··· Information

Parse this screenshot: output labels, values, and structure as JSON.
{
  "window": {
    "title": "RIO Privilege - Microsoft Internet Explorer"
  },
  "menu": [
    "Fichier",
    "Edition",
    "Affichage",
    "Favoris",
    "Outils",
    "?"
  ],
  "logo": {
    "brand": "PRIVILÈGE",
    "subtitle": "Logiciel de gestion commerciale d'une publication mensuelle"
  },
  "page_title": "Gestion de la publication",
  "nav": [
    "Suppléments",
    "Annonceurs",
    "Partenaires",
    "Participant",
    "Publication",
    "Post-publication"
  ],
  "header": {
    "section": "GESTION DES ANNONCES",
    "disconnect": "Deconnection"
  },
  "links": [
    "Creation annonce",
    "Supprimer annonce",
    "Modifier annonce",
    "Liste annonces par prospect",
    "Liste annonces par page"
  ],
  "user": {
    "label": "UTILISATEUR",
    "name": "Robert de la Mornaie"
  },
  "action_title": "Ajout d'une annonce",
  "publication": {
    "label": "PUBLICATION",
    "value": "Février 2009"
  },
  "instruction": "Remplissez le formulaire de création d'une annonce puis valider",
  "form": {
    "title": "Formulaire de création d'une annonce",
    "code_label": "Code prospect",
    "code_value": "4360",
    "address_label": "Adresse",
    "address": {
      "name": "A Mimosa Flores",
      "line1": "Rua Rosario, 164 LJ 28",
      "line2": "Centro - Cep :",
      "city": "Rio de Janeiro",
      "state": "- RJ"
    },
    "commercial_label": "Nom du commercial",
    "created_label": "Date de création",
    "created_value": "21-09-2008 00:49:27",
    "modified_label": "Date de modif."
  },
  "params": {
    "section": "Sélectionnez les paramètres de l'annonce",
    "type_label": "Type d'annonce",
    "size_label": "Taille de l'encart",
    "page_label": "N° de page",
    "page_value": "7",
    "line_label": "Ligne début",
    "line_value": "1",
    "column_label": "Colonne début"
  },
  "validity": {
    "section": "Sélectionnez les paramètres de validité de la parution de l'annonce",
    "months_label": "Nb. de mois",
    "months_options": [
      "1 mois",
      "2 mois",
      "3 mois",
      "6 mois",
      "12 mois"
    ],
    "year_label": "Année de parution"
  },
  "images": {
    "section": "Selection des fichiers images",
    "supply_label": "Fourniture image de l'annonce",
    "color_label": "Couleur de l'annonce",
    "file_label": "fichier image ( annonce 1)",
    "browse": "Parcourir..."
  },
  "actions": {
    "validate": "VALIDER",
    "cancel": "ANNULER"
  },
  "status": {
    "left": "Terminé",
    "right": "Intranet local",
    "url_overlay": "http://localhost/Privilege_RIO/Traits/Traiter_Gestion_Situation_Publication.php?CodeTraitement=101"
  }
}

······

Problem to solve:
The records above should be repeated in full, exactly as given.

Task solution:
Parse this screenshot: output labels, values, and structure as JSON.
{
  "window": {
    "title": "RIO Privilege - Microsoft Internet Explorer"
  },
  "menu": [
    "Fichier",
    "Edition",
    "Affichage",
    "Favoris",
    "Outils",
    "?"
  ],
  "logo": {
    "brand": "PRIVILÈGE",
    "subtitle": "Logiciel de gestion commerciale d'une publication mensuelle"
  },
  "page_title": "Gestion de la publication",
  "nav": [
    "Suppléments",
    "Annonceurs",
    "Partenaires",
    "Participant",
    "Publication",
    "Post-publication"
  ],
  "header": {
    "section": "GESTION DES ANNONCES",
    "disconnect": "Deconnection"
  },
  "links": [
    "Creation annonce",
    "Supprimer annonce",
    "Modifier annonce",
    "Liste annonces par prospect",
    "Liste annonces par page"
  ],
  "user": {
    "label": "UTILISATEUR",
    "name": "Robert de la Mornaie"
  },
  "action_title": "Ajout d'une annonce",
  "publication": {
    "label": "PUBLICATION",
    "value": "Février 2009"
  },
  "instruction": "Remplissez le formulaire de création d'une annonce puis valider",
  "form": {
    "title": "Formulaire de création d'une annonce",
    "code_label": "Code prospect",
    "code_value": "4360",
    "address_label": "Adresse",
    "address": {
      "name": "A Mimosa Flores",
      "line1": "Rua Rosario, 164 LJ 28",
      "line2": "Centro - Cep :",
      "city": "Rio de Janeiro",
      "state": "- RJ"
    },
    "commercial_label": "Nom du commercial",
    "created_label": "Date de création",
    "created_value": "21-09-2008 00:49:27",
    "modified_label": "Date de modif."
  },
  "params": {
    "section": "Sélectionnez les paramètres de l'annonce",
    "type_label": "Type d'annonce",
    "size_label": "Taille de l'encart",
    "page_label": "N° de page",
    "page_value": "7",
    "line_label": "Ligne début",
    "line_value": "1",
    "column_label": "Colonne début"
  },
  "validity": {
    "section": "Sélectionnez les paramètres de validité de la parution de l'annonce",
    "months_label": "Nb. de mois",
    "months_options": [
      "1 mois",
      "2 mois",
      "3 mois",
      "6 mois",
      "12 mois"
    ],
    "year_label": "Année de parution"
  },
  "images": {
    "section": "Selection des fichiers images",
    "supply_label": "Fourniture image de l'annonce",
    "color_label": "Couleur de l'annonce",
    "file_label": "fichier image ( annonce 1)",
    "browse": "Parcourir..."
  },
  "actions": {
    "validate": "VALIDER",
    "cancel": "ANNULER"
  },
  "status": {
    "left": "Terminé",
    "right": "Intranet local",
    "url_overlay": "http://localhost/Privilege_RIO/Traits/Traiter_Gestion_Situation_Publication.php?CodeTraitement=101"
  }
}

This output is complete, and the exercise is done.